What you hand back must match the records word for word, with no pictures.

= Dataset rows for apps and sites =

■ ■ ■ ■ ■

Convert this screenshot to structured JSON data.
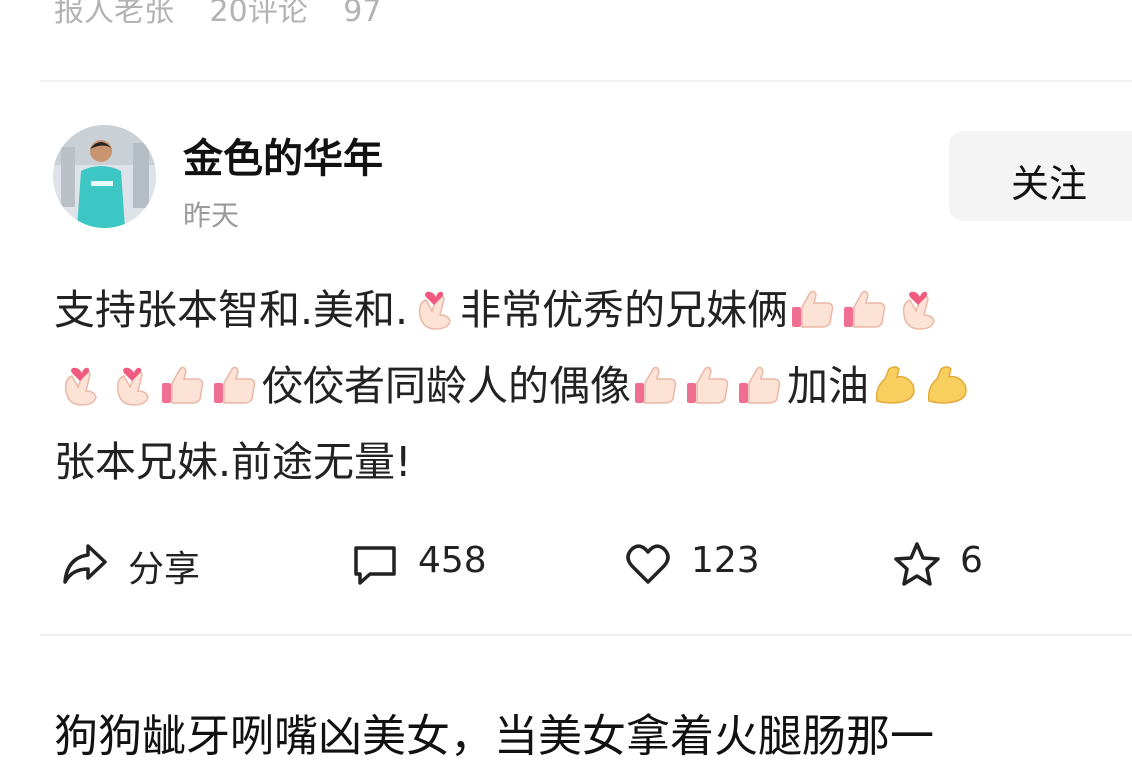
{
  "previous_post": {
    "author": "报人老张",
    "comments": "20评论",
    "extra": "97"
  },
  "post": {
    "author": {
      "name": "金色的华年",
      "time": "昨天"
    },
    "follow_label": "关注",
    "content": {
      "line1": [
        "支持张本智和.美和.",
        "非常优秀的兄妹俩"
      ],
      "line2": [
        "佼佼者同龄人的偶像",
        "加油"
      ],
      "line3": "张本兄妹.前途无量!"
    },
    "actions": {
      "share": "分享",
      "comments": "458",
      "likes": "123",
      "favorites": "6"
    }
  },
  "next_post": {
    "title": "狗狗龇牙咧嘴凶美女，当美女拿着火腿肠那一"
  },
  "icons": [
    "share-icon",
    "comment-icon",
    "heart-icon",
    "star-icon",
    "finger-heart-emoji",
    "thumbs-up-emoji",
    "flexed-biceps-emoji"
  ],
  "colors": {
    "text": "#222222",
    "meta": "#9a9a9a",
    "button_bg": "#f4f4f4",
    "divider": "#f0f0f0"
  }
}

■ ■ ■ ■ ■

= Answer section =
Convert this screenshot to structured JSON data.
{
  "previous_post": {
    "author": "报人老张",
    "comments": "20评论",
    "extra": "97"
  },
  "post": {
    "author": {
      "name": "金色的华年",
      "time": "昨天"
    },
    "follow_label": "关注",
    "content": {
      "line1": [
        "支持张本智和.美和.",
        "非常优秀的兄妹俩"
      ],
      "line2": [
        "佼佼者同龄人的偶像",
        "加油"
      ],
      "line3": "张本兄妹.前途无量!"
    },
    "actions": {
      "share": "分享",
      "comments": "458",
      "likes": "123",
      "favorites": "6"
    }
  },
  "next_post": {
    "title": "狗狗龇牙咧嘴凶美女，当美女拿着火腿肠那一"
  },
  "icons": [
    "share-icon",
    "comment-icon",
    "heart-icon",
    "star-icon",
    "finger-heart-emoji",
    "thumbs-up-emoji",
    "flexed-biceps-emoji"
  ],
  "colors": {
    "text": "#222222",
    "meta": "#9a9a9a",
    "button_bg": "#f4f4f4",
    "divider": "#f0f0f0"
  }
}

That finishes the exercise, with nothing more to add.